  11. Joanna, the dried sewage product – is it human or animal waste? I got to wondering if it’s from large municipal sewer treatment plants where everything literally ends up down the toilet. That includes the drugs and medicines people take and perhaps flush down – like unused antibiotics and what about diseases that are spread thru human feces? The treated water contains chlorine, fluoride and whatever other chemical waste that industries produce. I’d be worried that I’m putting contaminants onto my soil that won’t be removed. Have you ever tried making your own smelly repellent liquid with eggs and garlic or onions and leaving it to sit in a warm place until it goes really smelly then pouring it through a strainer into a sprayer, diluting it and using that? Or just apply it with a hose sprayer which dilutes it as it’s sprayed? If a person has extensive yard/garden it would get very expensive buying the products every year.

    1. Denise – I see your concern about Milorganite. I would recommend that you simply google Milorganite and I believe that would answer some of your questions and concerns. This is a very interesting article on how it is made: https://onmilwaukee.com/history/articles/makingmilorganite.html. I have not make my own Liquid Fence product, although there are many recipes for doing so on the internet. Yes, I agree that gardening and garden maintenance can be expensive, especially when one has large gardens like mine. Some day when I have more time, I would love to experiment more in making homemade remedies. Also, I have not used Neem oil, but I have heard of it and read a bit about it. I appreciate your comments and suggestions. Thanks for taking the time! Happy gardening!

  12. Do you have any advice for chipmunks? They are digging tunnels on a severe slope right next to my house. The pachysandra has diminished by half. The soil on the hill is eroding because the pachysandra kept the soil covered. A very large oak is anchored on the hill. There has been so much rain the past two years that I worry that this huge tree could be uprooted and would take part of the house with it. If you or any of your followers has advise I would be very grateful.

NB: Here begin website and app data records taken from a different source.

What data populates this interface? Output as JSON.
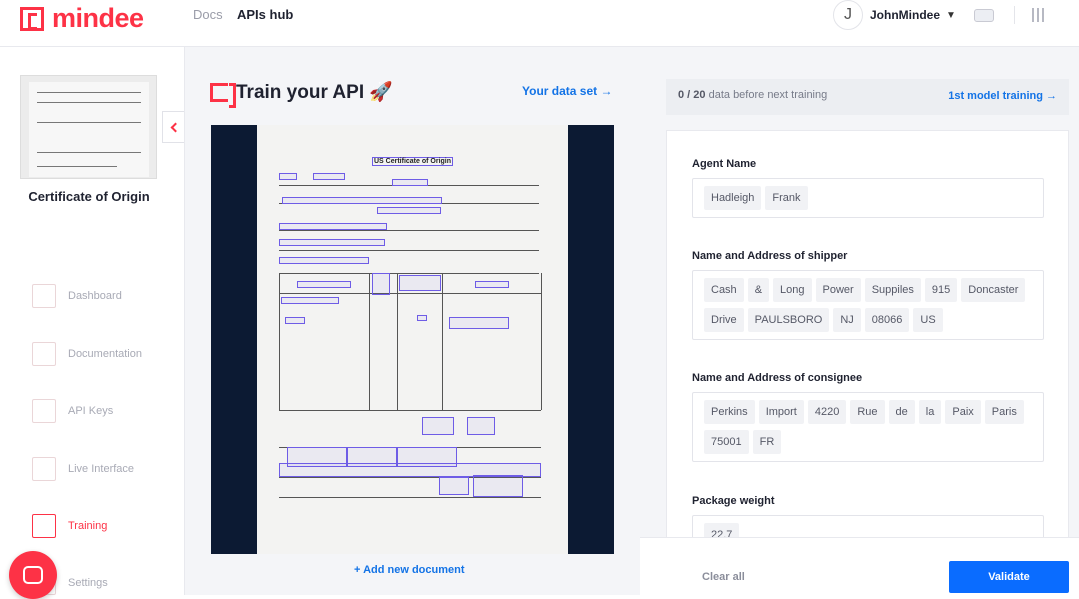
{
  "header": {
    "brand": "mindee",
    "nav": [
      {
        "label": "Docs"
      },
      {
        "label": "APIs hub"
      }
    ],
    "user": {
      "initial": "J",
      "name": "JohnMindee"
    }
  },
  "sidebar": {
    "project_title": "Certificate of Origin",
    "menu": [
      {
        "label": "Dashboard",
        "icon": "dashboard-icon"
      },
      {
        "label": "Documentation",
        "icon": "documentation-icon"
      },
      {
        "label": "API Keys",
        "icon": "lock-icon"
      },
      {
        "label": "Live Interface",
        "icon": "live-interface-icon"
      },
      {
        "label": "Training",
        "icon": "training-icon",
        "active": true
      },
      {
        "label": "Settings",
        "icon": "settings-icon"
      }
    ]
  },
  "center": {
    "title": "Train your API 🚀",
    "dataset_link": "Your data set →",
    "document_heading": "US Certificate of Origin",
    "add_document": "+ Add new document"
  },
  "right": {
    "progress": {
      "current": "0",
      "total": "20",
      "separator": " / ",
      "text": " data before next training"
    },
    "model_link": "1st model training →",
    "fields": [
      {
        "label": "Agent Name",
        "values": [
          "Hadleigh",
          "Frank"
        ]
      },
      {
        "label": "Name and Address of shipper",
        "values": [
          "Cash",
          "&",
          "Long",
          "Power",
          "Suppiles",
          "915",
          "Doncaster",
          "Drive",
          "PAULSBORO",
          "NJ",
          "08066",
          "US"
        ]
      },
      {
        "label": "Name and Address of consignee",
        "values": [
          "Perkins",
          "Import",
          "4220",
          "Rue",
          "de",
          "la",
          "Paix",
          "Paris",
          "75001",
          "FR"
        ]
      },
      {
        "label": "Package weight",
        "values": [
          "22.7"
        ]
      }
    ],
    "clear_all": "Clear all",
    "validate": "Validate"
  },
  "colors": {
    "brand": "#fd3246",
    "link": "#1373e6",
    "primary_button": "#0a6cff"
  }
}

    1. Oh Iris, I’m so sorry. I have never had to deal with chipmunks. This sounds awful. Maybe look up the extension service for your area and start there. Good luck.

  13. Hi! Thank you for all of your awesome articles. Helps me a lot as a new gardener.
    Do you have any ideas what to do about snails? We have 3 dogs and 1 cat that roam our backyard daily so it has to be pet friendly and preferably natural. Thank you

    1. The product I mentioned in the post for slugs also works on snails. I’m fairly certain it’s safe for pets but double check on that.

  14. I love the wildlife in our property till they eat my vistas or nip off the lily buds just before they bloom. I have always been an organic gardener and this sometimes makes pest control difficult. I plant bird friendly plants and have a good system of bird control of bugs going on.Baby birds are very hungry and I have many nesting species. Our dogs deter squirrels ,rabbits and deer and our cats love to hunt rodents
    After many years of gardening I have just learned I have to share and make sure to plant enough for everyone. If I lose a plant I just either replant or go without.

Leave a Reply

Your email address will not be published.

This site uses Akismet to reduce spam. Learn how your comment data is processed.